-- Exercise directions --
Only lines with the string "label" should be returned from the data below.

Exercise inputs Block Start

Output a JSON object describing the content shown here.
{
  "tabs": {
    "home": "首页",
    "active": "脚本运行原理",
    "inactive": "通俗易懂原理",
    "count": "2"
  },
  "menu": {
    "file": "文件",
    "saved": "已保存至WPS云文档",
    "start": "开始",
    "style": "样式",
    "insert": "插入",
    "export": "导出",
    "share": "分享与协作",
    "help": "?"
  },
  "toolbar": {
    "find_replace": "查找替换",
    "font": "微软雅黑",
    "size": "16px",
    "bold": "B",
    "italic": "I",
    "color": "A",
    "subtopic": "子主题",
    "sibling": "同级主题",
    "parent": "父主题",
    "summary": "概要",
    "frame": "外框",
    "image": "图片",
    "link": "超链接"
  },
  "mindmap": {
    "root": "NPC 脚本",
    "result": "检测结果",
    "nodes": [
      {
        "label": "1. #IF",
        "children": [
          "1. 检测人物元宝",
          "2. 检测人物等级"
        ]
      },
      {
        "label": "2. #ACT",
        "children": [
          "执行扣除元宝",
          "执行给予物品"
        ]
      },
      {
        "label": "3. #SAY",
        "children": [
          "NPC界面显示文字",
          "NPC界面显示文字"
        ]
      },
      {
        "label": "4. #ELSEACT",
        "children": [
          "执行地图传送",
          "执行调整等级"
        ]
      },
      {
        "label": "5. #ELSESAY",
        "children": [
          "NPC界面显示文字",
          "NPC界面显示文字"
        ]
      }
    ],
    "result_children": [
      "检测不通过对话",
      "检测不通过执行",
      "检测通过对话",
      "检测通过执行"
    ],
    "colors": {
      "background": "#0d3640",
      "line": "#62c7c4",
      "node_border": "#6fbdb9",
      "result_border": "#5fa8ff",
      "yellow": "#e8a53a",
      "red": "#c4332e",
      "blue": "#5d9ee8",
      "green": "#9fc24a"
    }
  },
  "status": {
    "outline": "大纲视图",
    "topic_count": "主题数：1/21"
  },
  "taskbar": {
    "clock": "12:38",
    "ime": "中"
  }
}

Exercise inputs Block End

-- Your response --
        "label": "1. #IF",
        "label": "2. #ACT",
        "label": "3. #SAY",
        "label": "4. #ELSEACT",
        "label": "5. #ELSESAY",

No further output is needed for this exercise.